For FHA loans (which are insured by HUD), lenders must approve borrowers who make up to 38 percent of their annual income toward housing costs; that means someone who earns $50k per year would be able to afford an $180k house (40% x 180 = 85k) with 20% down ($85k). For example:
- If you earn $50K per year but want 20% down payment ($20K) then this would put you at 140K (140K - 20K = 120K). So we need at least 120K/$1M+ which comes out to 10%. This means my required qualifying ratio is 10% (120/120).
Does steady income matter when applying for a mortgage?
You don’t need to be making a lot of money to get a mortgage. What matters is that your income is stable and predictable, that you can afford the mortgage payments and other costs associated with owning a home, and that you have enough equity in your current home (or savings) to cover closing costs on the new property.
The lender will look at your income history for the past two years when determining if you have enough money coming in on a monthly basis to make payments on time each month. This is called qualifying based on “verified income” or “total monthly debt-to-income ratio (MTD).
Can someone who is paid commissions get a home loan?
A commission-based job is a great source of income. However, it's important to consider the other sources of income you have on hand when determining your debt-to-income ratio. You may have other sources of income that you can use to qualify for a home loan. These include:
- Sales commissions or bonuses
- Capital gains from investments (like stocks)
If you've been working in the same industry and with the same employer for some time, this can help demonstrate stability in your employment history as well as your ability to pay back any loans taken out against your home. The longer you've been at an organization or location, the better—it shows that there's no reason for them not to keep paying you!
Now that you know the credit requirements for a home loan, it’s time to start thinking about what kind of mortgage is best for you. If your credit score is above 600 and your debt-to-income ratio is reasonable, then you’re in good shape! Mortgage lenders will look at other factors, like how long you’ve been working and how much money you earn before making their decision.

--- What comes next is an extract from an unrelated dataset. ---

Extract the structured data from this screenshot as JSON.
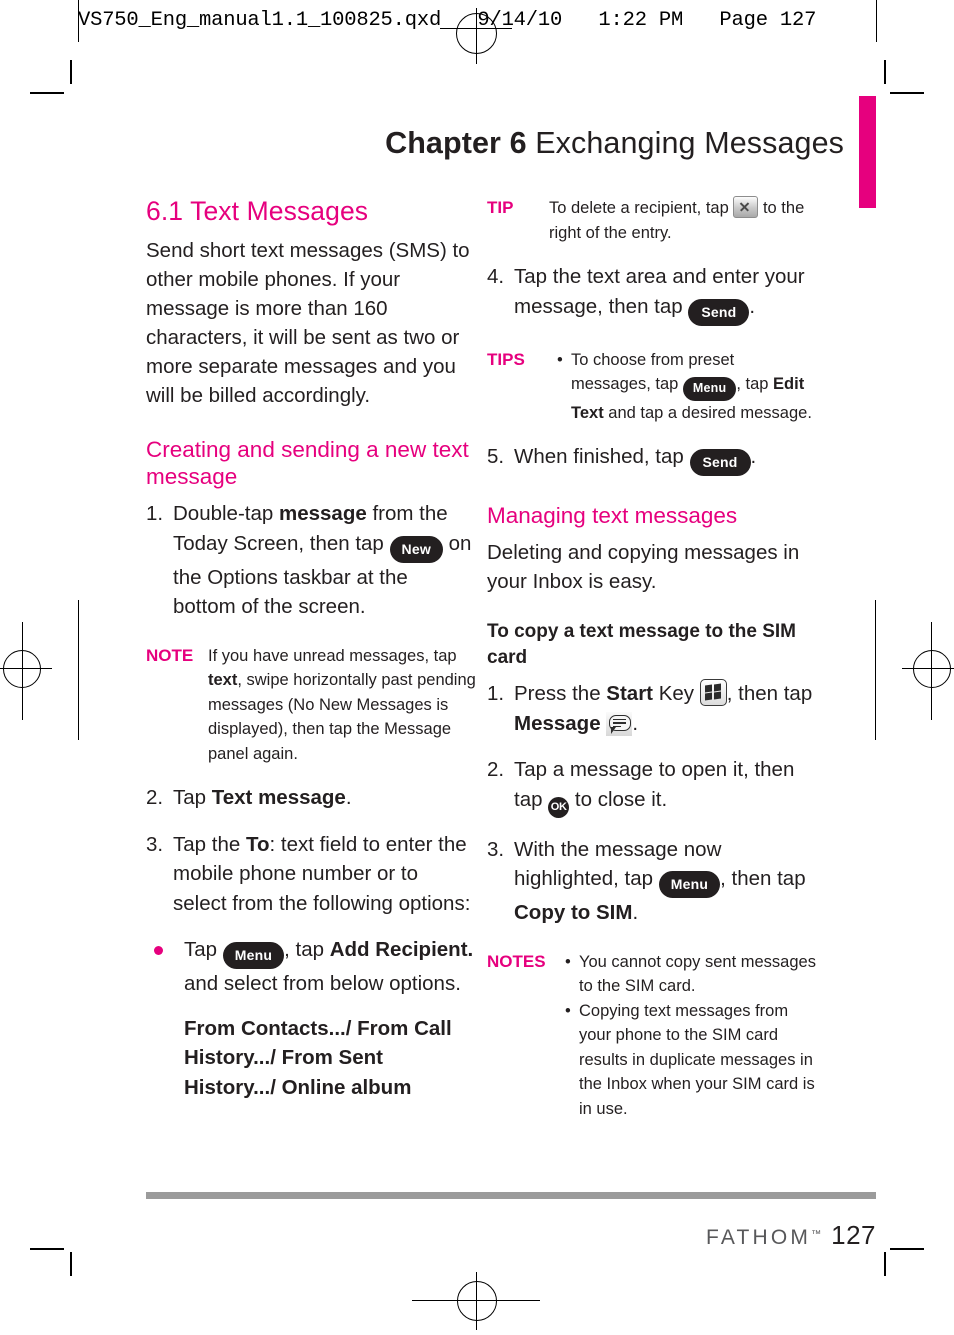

But if those two things are in order then everything should go smoothly.
So go ahead and contact a few different lenders today—good luck on your journey towards home ownership!